After winning every award under the sun, including the 1999 Pulitzer, and receiving hundreds of productions in dozens of languages, "Wit" has finally made it to Broadway. The correction of this oversight comes too late, alas, to recapture Kathleen Chalfant's phenomenal star turn in the original production. Nonetheless, Manhattan Theater Club's revival of Margaret Edson's metaphysical hospital drama registers the power of its emotions and features a sensitive performance from Cynthia Nixon as a brilliant but unfeeling academic who discovers her humanity when she's dying of cancer.
Edson, an elementary schoolteacher who never wrote another play after penning this extraordinary work, makes Dr. Vivian Bearing (Nixon) pay big-time for the crime of loving literary scholarship more than she cared about her students.

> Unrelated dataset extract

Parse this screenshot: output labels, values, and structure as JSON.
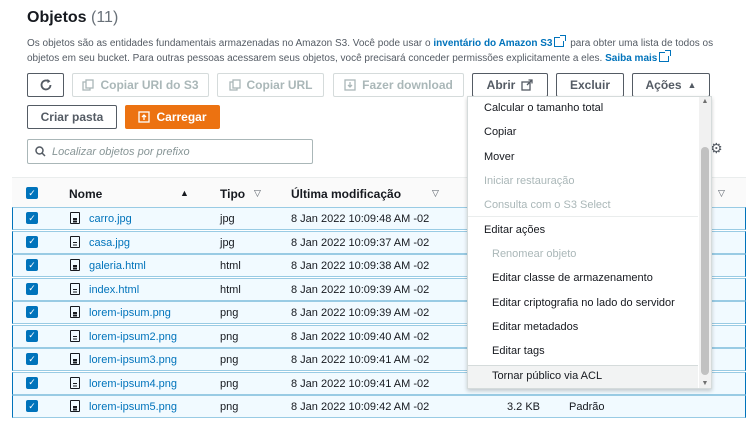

In a series of meticulously well-built flashback scenes set at an unidentified university, Vivian is seen at various stages of her career studying and teaching the work of John Donne, the most esteemed and abstruse of 17th century Metaphysical poets. "Nothing but a breath -- a comma -- separates life from life everlasting," she learns from her academic mentor, played with intellectual gusto by Suzanne Bertish.
This morbid expertise in the metaphysics of life and death should be a big help, Vivian wryly observes, when she learns that she is in the final stage of metastatic ovarian cancer and begins experimental treatment at a research hospital.
As hard as she tries, Nixon doesn't get the raw pain -- or the sheer fury -- behind Vivian's savagely ironic wit. Intellectual sarcasm is simply not the forte of this likable thesp, and she's not at her best in these early slash-and-burn scenes when Vivian is desperately drawing on the strength of her towering intellect to see her through the non-poetic realities of her oncoming death.
But as the treatments intensify, causing Vivian's indomitable will to weaken and her formidable defenses to crack, Nixon grabs the role with both hands, restoring Vivan's dignity and giving her the strength to die.
Edson once worked in the cancer and AIDS wards of a research hospital, so there's a grim sense of reality to the hospital scenes. Santo Loquasto's abstract set pieces assemble and reassemble themselves with efficient fluidity through accelerated scene changes timed to the breathless pace set by helmer Lynne Meadow.
In this dehumanizing setting, Vivian sheds her identity and becomes objectified as experimental material -- a lab rat to doctors who have lost sight of their research subjects as human beings. Only a sympathetic nurse (played with delicacy by Carra Patterson) sees the test subject in the hospital gown as a human being.
Edson's humanistic thesis has made "Wit" a popular teaching tool in medical ethics. But the scribe's broader point is that academic scholarship can be just as heartless as experimental medicine, so each crisply written scene draws some parallel between purely analytic medical protocols and the equally cold-blooded academic devotion to pure form. Nixon's time comes when the teaching points have all been made and Vivian is allowed to recover her lost humanity. Head shaven, haunted eyes staring out from under a jaunty red baseball cap, the thesp navigates Vivian through the final stages of her life with eloquent compassion. Her finest moment arrives when Vivian finally acknowledges the limitations of her intellect -- "I thought being extremely smart would take care of it," she says, "but I've been found out" -- and learns how to suffer.